If you have a 50% NCD (ie you haven’t had a claim in five years), you could explore the option some insurers offer to protect against the loss of the discount. Certain insurer even provide a NCD protector with 30% NCD. This could come with an incremental premium but this means you can make one claim during the year, and still have your NCD fully protected. Check if your insurer has this benefit on GoBear.
This is the person who drives the vehicle most often and earns a NCD.
Named driver are additional drivers you declare on your policy who frequently drive your vehicle.
Authorized driver is anyone you give permission to drive your vehicle but who is not declare in your car insurance. A named driver shares the same excess as you whereas an authorised driver receives higher excess. This though could vary from insurer to insurer.
Excess (also called a ‘deductible’) is the money you pay out of your own pocket before an insurance company covers the rest of a claim. How much you pay depends on the policy and the company. Usually, though, car insurance deductibles are between $0 and $1,500. Keep in mind that deductibles and premiums are related. A high deductible means a low premium. Also, a low deductible means a high premium. To put it another way, a high deductible can save you money every month. You’ll have a big bill to pay, though, if you file a claim.
Waiver of Excess
Some insurers will pay your standard excess when your car is being repaired at one of their authorized workshops. You can check if the Insurer has this benefit under the chapter “own damage” under the name “waiver of excess”.

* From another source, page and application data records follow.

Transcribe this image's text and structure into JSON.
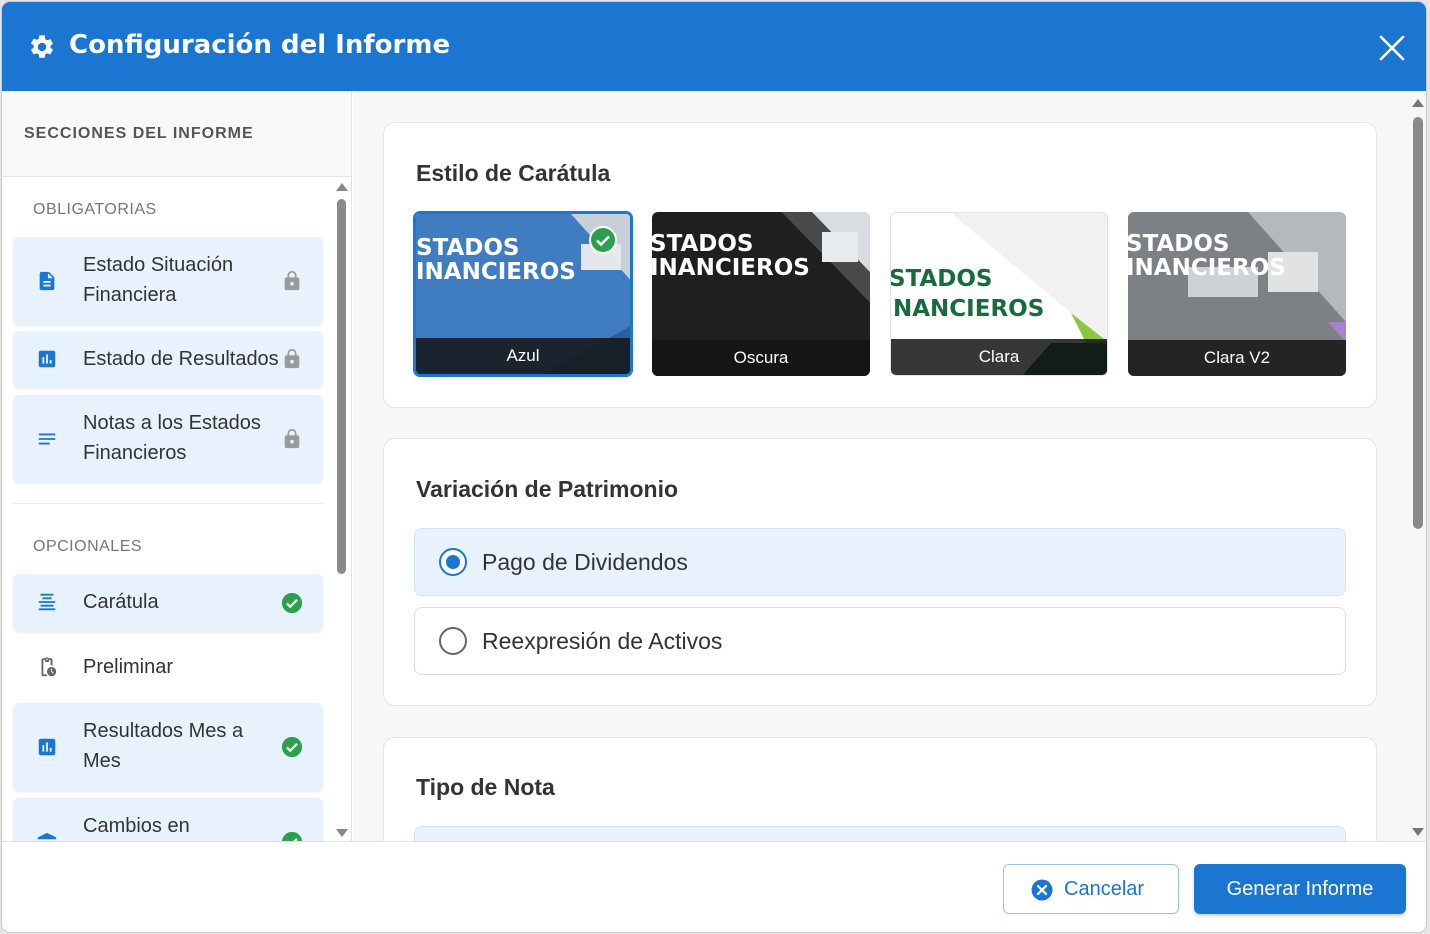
{
  "header": {
    "title": "Configuración del Informe",
    "icon": "gear-icon",
    "close_icon": "close-icon"
  },
  "sidebar": {
    "title": "SECCIONES DEL INFORME",
    "mandatory_label": "OBLIGATORIAS",
    "mandatory": [
      {
        "label": "Estado Situación Financiera",
        "icon": "document-icon",
        "status": "lock-icon"
      },
      {
        "label": "Estado de Resultados",
        "icon": "bar-chart-icon",
        "status": "lock-icon"
      },
      {
        "label": "Notas a los Estados Financieros",
        "icon": "notes-lines-icon",
        "status": "lock-icon"
      }
    ],
    "optional_label": "OPCIONALES",
    "optional": [
      {
        "label": "Carátula",
        "icon": "cover-icon",
        "status": "check-circle-icon",
        "selected": true
      },
      {
        "label": "Preliminar",
        "icon": "clipboard-clock-icon",
        "selected": false
      },
      {
        "label": "Resultados Mes a Mes",
        "icon": "bar-chart-icon",
        "status": "check-circle-icon",
        "selected": true
      },
      {
        "label": "Cambios en",
        "icon": "bank-icon",
        "status": "check-circle-icon",
        "selected": true
      }
    ]
  },
  "cover_style": {
    "title": "Estilo de Carátula",
    "cover_title_line1": "STADOS",
    "cover_title_line2": "INANCIEROS",
    "cover_title_line2_alt": "NANCIEROS",
    "options": [
      {
        "name": "Azul",
        "selected": true,
        "color": "#3f7cc0"
      },
      {
        "name": "Oscura",
        "selected": false,
        "color": "#1f1f1f"
      },
      {
        "name": "Clara",
        "selected": false,
        "color": "#f3f3f3"
      },
      {
        "name": "Clara V2",
        "selected": false,
        "color": "#8a8a8a"
      }
    ]
  },
  "equity": {
    "title": "Variación de Patrimonio",
    "options": [
      {
        "label": "Pago de Dividendos",
        "selected": true
      },
      {
        "label": "Reexpresión de Activos",
        "selected": false
      }
    ]
  },
  "note_type": {
    "title": "Tipo de Nota"
  },
  "footer": {
    "cancel_label": "Cancelar",
    "generate_label": "Generar Informe"
  },
  "colors": {
    "primary": "#1b76d2",
    "success": "#2e9e4f",
    "selected_bg": "#e8f2fc"
  }
}
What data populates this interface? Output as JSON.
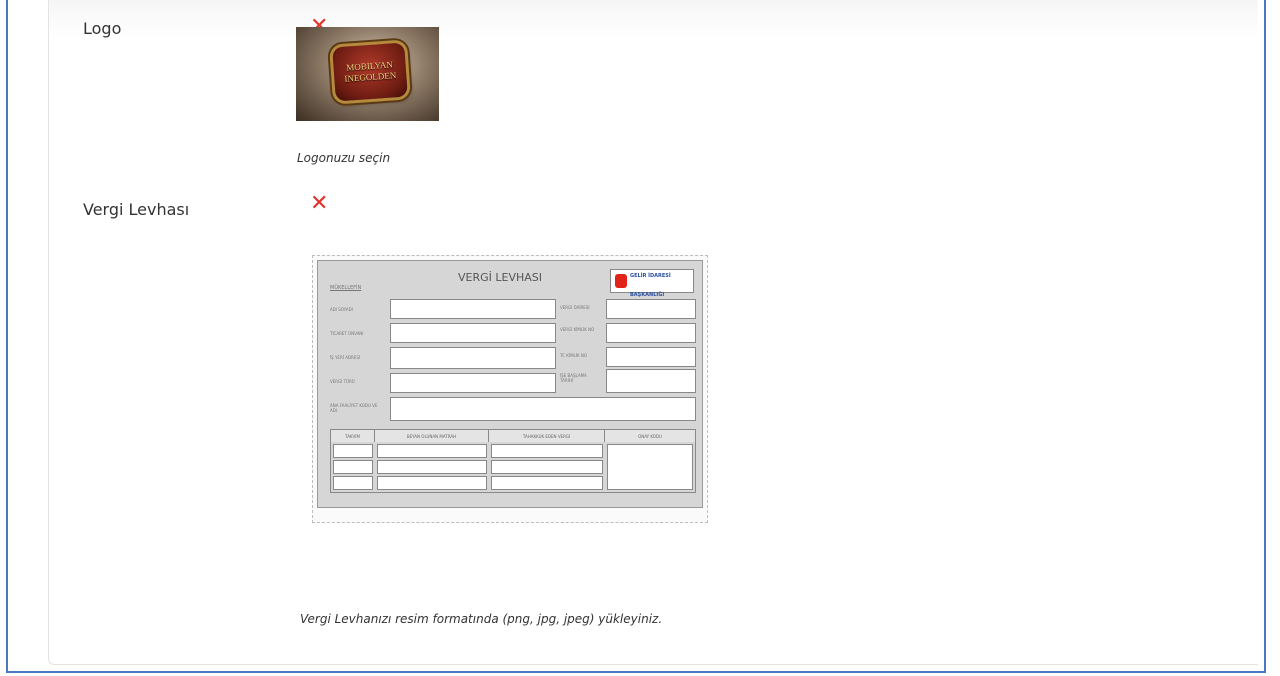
{
  "form": {
    "logo": {
      "label": "Logo",
      "remove_icon": "close-icon",
      "image_text_line1": "MOBILYAN",
      "image_text_line2": "INEGOLDEN",
      "help": "Logonuzu seçin"
    },
    "vergi": {
      "label": "Vergi Levhası",
      "remove_icon": "close-icon",
      "help": "Vergi Levhanızı resim formatında (png, jpg, jpeg) yükleyiniz.",
      "preview": {
        "title": "VERGİ LEVHASI",
        "owner": "MÜKELLEFİN",
        "issuer_line1": "GELİR İDARESİ",
        "issuer_line2": "BAŞKANLIĞI",
        "left_fields": [
          "ADI SOYADI",
          "TİCARET ÜNVANI",
          "İŞ YERİ ADRESİ",
          "VERGİ TÜRÜ"
        ],
        "right_fields": [
          "VERGİ DAİRESİ",
          "VERGİ KİMLİK NO",
          "TC KİMLİK NO",
          "İŞE BAŞLAMA TARİHİ"
        ],
        "activity_label": "ANA FAALİYET KODU VE ADI",
        "table_headers": [
          "TAKVİM",
          "BEYAN OLUNAN MATRAH",
          "TAHAKKUK EDEN VERGİ",
          "ONAY KODU"
        ]
      }
    }
  },
  "colors": {
    "accent_border": "#4a78c2",
    "remove": "#e0342c"
  }
}
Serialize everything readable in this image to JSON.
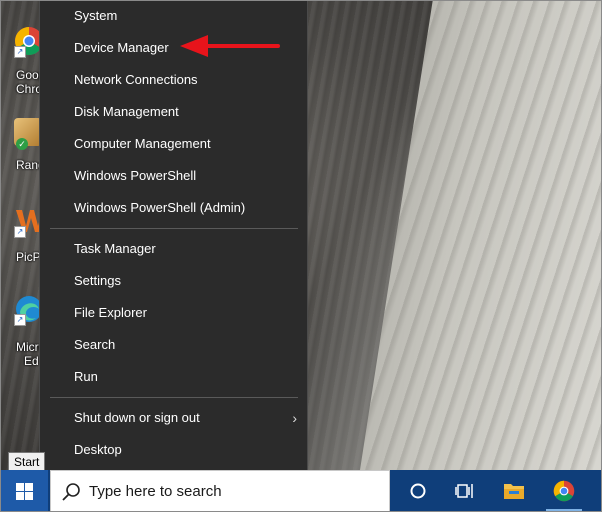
{
  "menu": {
    "group1": [
      {
        "label": "System"
      },
      {
        "label": "Device Manager"
      },
      {
        "label": "Network Connections"
      },
      {
        "label": "Disk Management"
      },
      {
        "label": "Computer Management"
      },
      {
        "label": "Windows PowerShell"
      },
      {
        "label": "Windows PowerShell (Admin)"
      }
    ],
    "group2": [
      {
        "label": "Task Manager"
      },
      {
        "label": "Settings"
      },
      {
        "label": "File Explorer"
      },
      {
        "label": "Search"
      },
      {
        "label": "Run"
      }
    ],
    "group3": [
      {
        "label": "Shut down or sign out",
        "has_submenu": true
      },
      {
        "label": "Desktop"
      }
    ]
  },
  "tooltip": "Start",
  "desktop_icons": [
    {
      "label_line1": "Goog",
      "label_line2": "Chro",
      "icon": "chrome-icon"
    },
    {
      "label_line1": "Rand",
      "icon": "app-icon"
    },
    {
      "label_line1": "PicP",
      "icon": "picpick-icon"
    },
    {
      "label_line1": "Micro",
      "label_line2": "Ed",
      "icon": "edge-icon"
    }
  ],
  "taskbar": {
    "search_placeholder": "Type here to search",
    "icons": [
      "windows-start-icon",
      "search-icon",
      "cortana-icon",
      "task-view-icon",
      "file-explorer-icon",
      "chrome-icon"
    ]
  },
  "annotation": {
    "color": "#e8141b",
    "points_to": "Device Manager"
  }
}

This offers the widest coverage in terms of repair or replacement of your vehicle if it gets damaged or lost as a result of accident, vandalism, theft or weather-related damage. It also covers accidental loss or damage to your vehicle, and most of the time all its accessories and spare parts and lastly It also covers liability claims from third parties. A comprehensive cover is mandatory when you finance your car if you are financing your car.
Third Party, Fire and Theft Cover
This covers injury and damage caused by your vehicle to someone else’s vehicle or property. It also covers your vehicle if it’s stolen or damaged by fire.
Third Party Cover
This covers liability from third parties for damage and injury to their vehicle or property caused by your vehicle. Your own damage when you are at fault due to an accident is not covered.
This is the amount you pay to an insurer so it will provide coverage and pay claims.
Insurers normally offer 3 main types of motor insurance policies.
Comprehensive cover - This offers the widest coverage in terms of repair or replacement of your vehicle if it gets damaged or lost as a result of accident, vandalism, theft or weather-related damage. It also covers accidental loss or damage to your car, all its accessories and spare parts as well as liability of claims from third parties for damage to people and property.
Third Party, Fire and Theft Cover - Covers injury and damage caused by your vehicle to someone else’s vehicle or property. It also covers your vehicle if it’s stolen or damaged by fire.
Third Party Cover - Covers liability from third parties for damage and injury to their vehicle or property caused by your vehicle. Your own damage when you are at fault due to an accident is not covered.